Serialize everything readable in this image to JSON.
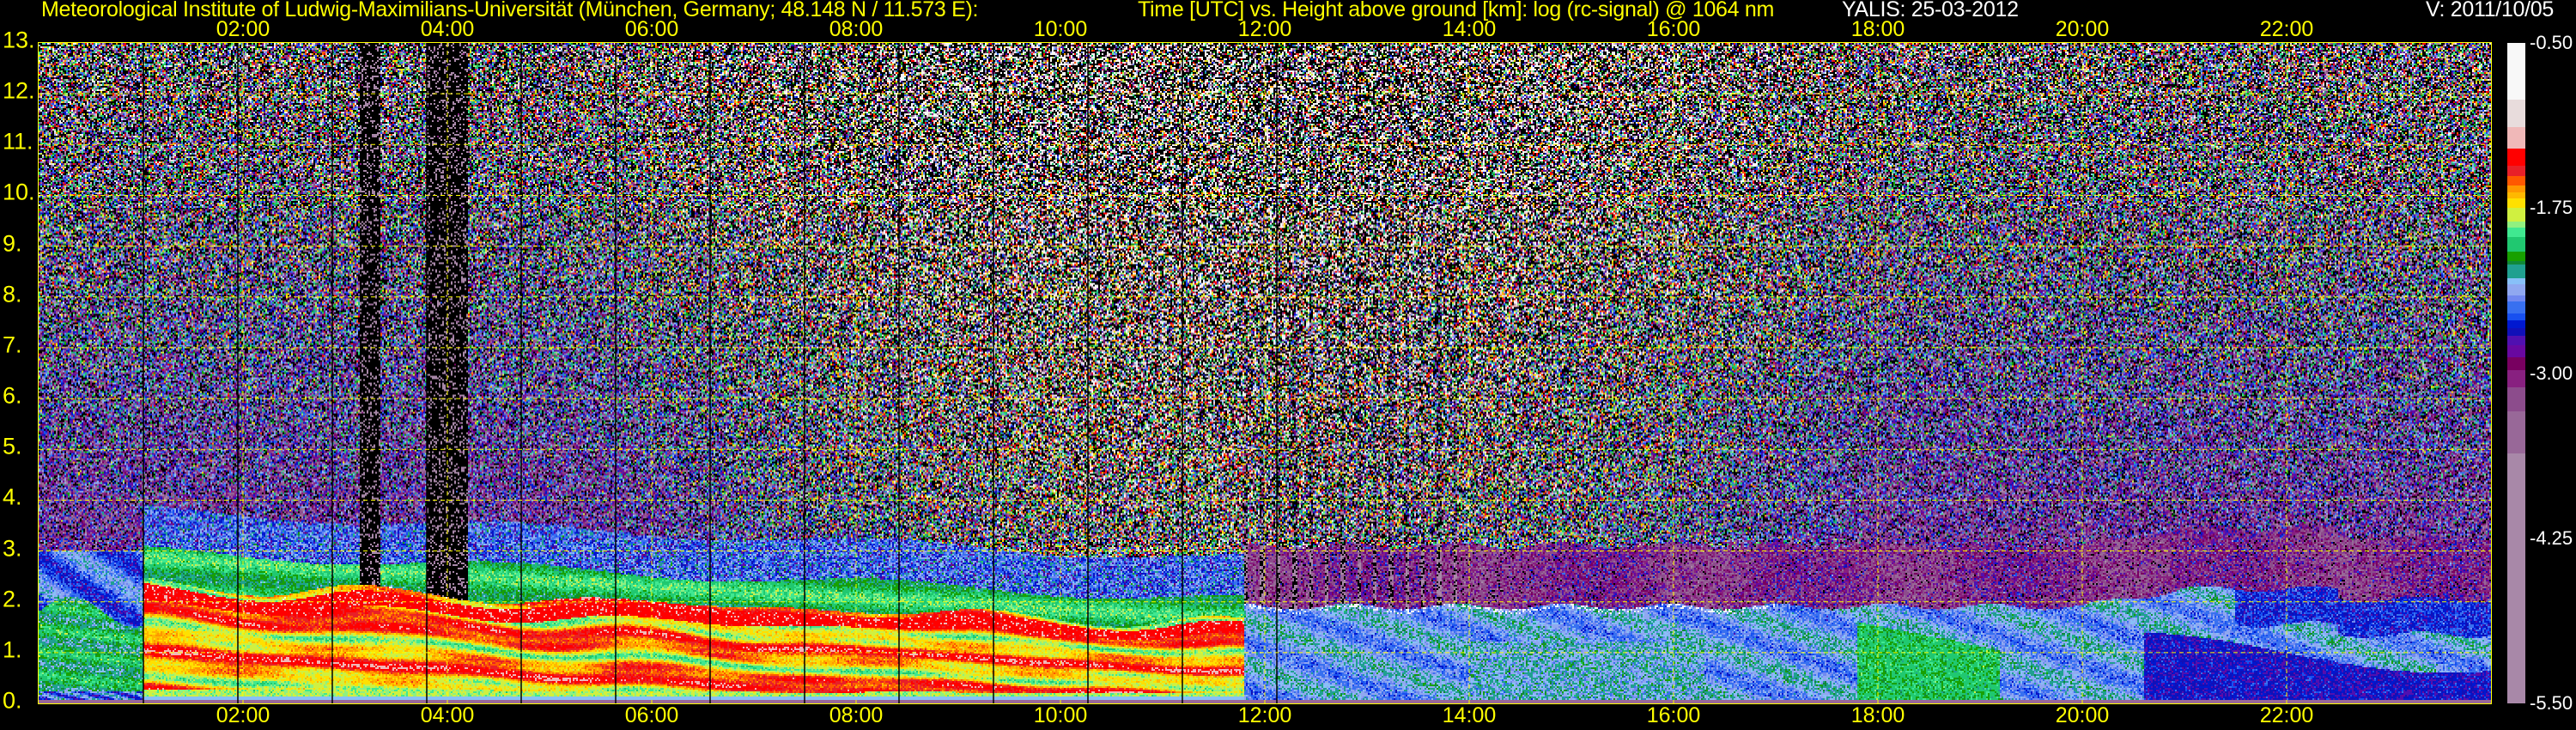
{
  "header": {
    "institute": "Meteorological Institute of Ludwig-Maximilians-Universität (München, Germany; 48.148 N / 11.573 E):",
    "plot_description": "Time [UTC] vs. Height above ground [km]: log (rc-signal) @ 1064 nm",
    "instrument_date": "YALIS: 25-03-2012",
    "version": "V: 2011/10/05"
  },
  "chart_data": {
    "type": "heatmap",
    "title": "Time [UTC] vs. Height above ground [km]: log (rc-signal) @ 1064 nm",
    "xlabel": "Time [UTC]",
    "ylabel": "Height above ground [km]",
    "xlim_hours": [
      0,
      24
    ],
    "ylim_km": [
      0,
      13
    ],
    "x_ticks": [
      "02:00",
      "04:00",
      "06:00",
      "08:00",
      "10:00",
      "12:00",
      "14:00",
      "16:00",
      "18:00",
      "20:00",
      "22:00"
    ],
    "x_tick_hours": [
      2,
      4,
      6,
      8,
      10,
      12,
      14,
      16,
      18,
      20,
      22
    ],
    "y_ticks": [
      "0.",
      "1.",
      "2.",
      "3.",
      "4.",
      "5.",
      "6.",
      "7.",
      "8.",
      "9.",
      "10.",
      "11.",
      "12.",
      "13."
    ],
    "y_tick_km": [
      0,
      1,
      2,
      3,
      4,
      5,
      6,
      7,
      8,
      9,
      10,
      11,
      12,
      13
    ],
    "grid": true,
    "colorbar": {
      "range": [
        -5.5,
        -0.5
      ],
      "tick_labels": [
        "-0.50",
        "-1.75",
        "-3.00",
        "-4.25",
        "-5.50"
      ],
      "tick_values": [
        -0.5,
        -1.75,
        -3.0,
        -4.25,
        -5.5
      ],
      "segments": [
        {
          "top": -0.5,
          "color": "#f8f8f8"
        },
        {
          "top": -0.93,
          "color": "#e8dcdc"
        },
        {
          "top": -1.14,
          "color": "#f0b8b8"
        },
        {
          "top": -1.3,
          "color": "#ff0000"
        },
        {
          "top": -1.43,
          "color": "#e82028"
        },
        {
          "top": -1.51,
          "color": "#ff5800"
        },
        {
          "top": -1.58,
          "color": "#ff9800"
        },
        {
          "top": -1.63,
          "color": "#ffb800"
        },
        {
          "top": -1.68,
          "color": "#ffe000"
        },
        {
          "top": -1.75,
          "color": "#d0f040"
        },
        {
          "top": -1.85,
          "color": "#90f080"
        },
        {
          "top": -1.9,
          "color": "#40e890"
        },
        {
          "top": -1.97,
          "color": "#20c870"
        },
        {
          "top": -2.08,
          "color": "#18a000"
        },
        {
          "top": -2.15,
          "color": "#108838"
        },
        {
          "top": -2.18,
          "color": "#20a090"
        },
        {
          "top": -2.28,
          "color": "#88c0f8"
        },
        {
          "top": -2.33,
          "color": "#90a8f0"
        },
        {
          "top": -2.41,
          "color": "#7088f0"
        },
        {
          "top": -2.46,
          "color": "#3870f0"
        },
        {
          "top": -2.55,
          "color": "#1850f0"
        },
        {
          "top": -2.6,
          "color": "#0018d0"
        },
        {
          "top": -2.66,
          "color": "#1010b8"
        },
        {
          "top": -2.72,
          "color": "#5010b0"
        },
        {
          "top": -2.79,
          "color": "#6808a0"
        },
        {
          "top": -2.88,
          "color": "#780060"
        },
        {
          "top": -2.98,
          "color": "#882080"
        },
        {
          "top": -3.11,
          "color": "#8c4c8c"
        },
        {
          "top": -3.29,
          "color": "#986898"
        },
        {
          "top": -3.61,
          "color": "#a888a8"
        }
      ]
    },
    "features": {
      "boundary_layer_top_km": {
        "01:00": 2.3,
        "11:45": 1.5
      },
      "afternoon_layer_top_km": 1.9,
      "profile_gap_interval_minutes": 55
    }
  }
}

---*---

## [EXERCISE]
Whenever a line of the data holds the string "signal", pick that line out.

## [EXERCISE RESULT]
    "plot_description": "Time [UTC] vs. Height above ground [km]: log (rc-signal) @ 1064 nm",
    "title": "Time [UTC] vs. Height above ground [km]: log (rc-signal) @ 1064 nm",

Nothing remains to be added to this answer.